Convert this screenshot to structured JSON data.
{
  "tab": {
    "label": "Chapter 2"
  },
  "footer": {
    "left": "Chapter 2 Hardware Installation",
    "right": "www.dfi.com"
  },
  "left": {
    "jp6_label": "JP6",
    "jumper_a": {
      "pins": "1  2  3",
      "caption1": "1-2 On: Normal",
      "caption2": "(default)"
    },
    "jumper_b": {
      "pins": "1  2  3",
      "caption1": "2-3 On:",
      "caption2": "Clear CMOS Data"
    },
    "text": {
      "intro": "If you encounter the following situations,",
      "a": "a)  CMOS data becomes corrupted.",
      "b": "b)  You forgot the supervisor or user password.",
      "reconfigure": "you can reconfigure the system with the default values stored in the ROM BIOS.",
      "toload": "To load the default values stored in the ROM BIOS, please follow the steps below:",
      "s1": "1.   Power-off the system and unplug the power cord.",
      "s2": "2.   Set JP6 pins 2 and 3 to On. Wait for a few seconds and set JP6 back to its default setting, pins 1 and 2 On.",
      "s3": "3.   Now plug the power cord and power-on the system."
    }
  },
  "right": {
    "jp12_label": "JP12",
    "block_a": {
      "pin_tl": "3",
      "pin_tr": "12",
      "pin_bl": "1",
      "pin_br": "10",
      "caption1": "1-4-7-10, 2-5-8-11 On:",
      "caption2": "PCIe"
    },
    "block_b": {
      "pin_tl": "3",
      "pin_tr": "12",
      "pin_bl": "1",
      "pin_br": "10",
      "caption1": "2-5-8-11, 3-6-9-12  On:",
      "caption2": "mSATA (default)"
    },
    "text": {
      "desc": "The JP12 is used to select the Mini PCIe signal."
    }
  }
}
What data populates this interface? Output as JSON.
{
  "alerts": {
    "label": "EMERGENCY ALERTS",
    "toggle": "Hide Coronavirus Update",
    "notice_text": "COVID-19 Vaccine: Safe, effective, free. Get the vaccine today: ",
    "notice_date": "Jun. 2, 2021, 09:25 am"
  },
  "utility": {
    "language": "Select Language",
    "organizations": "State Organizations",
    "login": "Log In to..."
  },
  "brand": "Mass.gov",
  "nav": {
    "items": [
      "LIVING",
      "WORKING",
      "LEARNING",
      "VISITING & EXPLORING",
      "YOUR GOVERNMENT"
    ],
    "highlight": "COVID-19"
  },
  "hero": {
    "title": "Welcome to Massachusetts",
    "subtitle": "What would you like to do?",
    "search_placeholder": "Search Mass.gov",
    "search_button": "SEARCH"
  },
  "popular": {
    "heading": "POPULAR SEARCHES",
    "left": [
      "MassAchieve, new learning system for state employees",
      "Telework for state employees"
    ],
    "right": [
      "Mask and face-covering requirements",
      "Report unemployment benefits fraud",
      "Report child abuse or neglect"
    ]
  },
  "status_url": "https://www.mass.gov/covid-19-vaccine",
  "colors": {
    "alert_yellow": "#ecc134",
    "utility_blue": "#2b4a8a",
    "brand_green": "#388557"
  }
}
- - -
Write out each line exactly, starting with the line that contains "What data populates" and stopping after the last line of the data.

What data populates this interface? Output as JSON.
{
  "alerts": {
    "label": "EMERGENCY ALERTS",
    "toggle": "Hide Coronavirus Update",
    "notice_text": "COVID-19 Vaccine: Safe, effective, free. Get the vaccine today: ",
    "notice_date": "Jun. 2, 2021, 09:25 am"
  },
  "utility": {
    "language": "Select Language",
    "organizations": "State Organizations",
    "login": "Log In to..."
  },
  "brand": "Mass.gov",
  "nav": {
    "items": [
      "LIVING",
      "WORKING",
      "LEARNING",
      "VISITING & EXPLORING",
      "YOUR GOVERNMENT"
    ],
    "highlight": "COVID-19"
  },
  "hero": {
    "title": "Welcome to Massachusetts",
    "subtitle": "What would you like to do?",
    "search_placeholder": "Search Mass.gov",
    "search_button": "SEARCH"
  },
  "popular": {
    "heading": "POPULAR SEARCHES",
    "left": [
      "MassAchieve, new learning system for state employees",
      "Telework for state employees"
    ],
    "right": [
      "Mask and face-covering requirements",
      "Report unemployment benefits fraud",
      "Report child abuse or neglect"
    ]
  },
  "status_url": "https://www.mass.gov/covid-19-vaccine",
  "colors": {
    "alert_yellow": "#ecc134",
    "utility_blue": "#2b4a8a",
    "brand_green": "#388557"
  }
}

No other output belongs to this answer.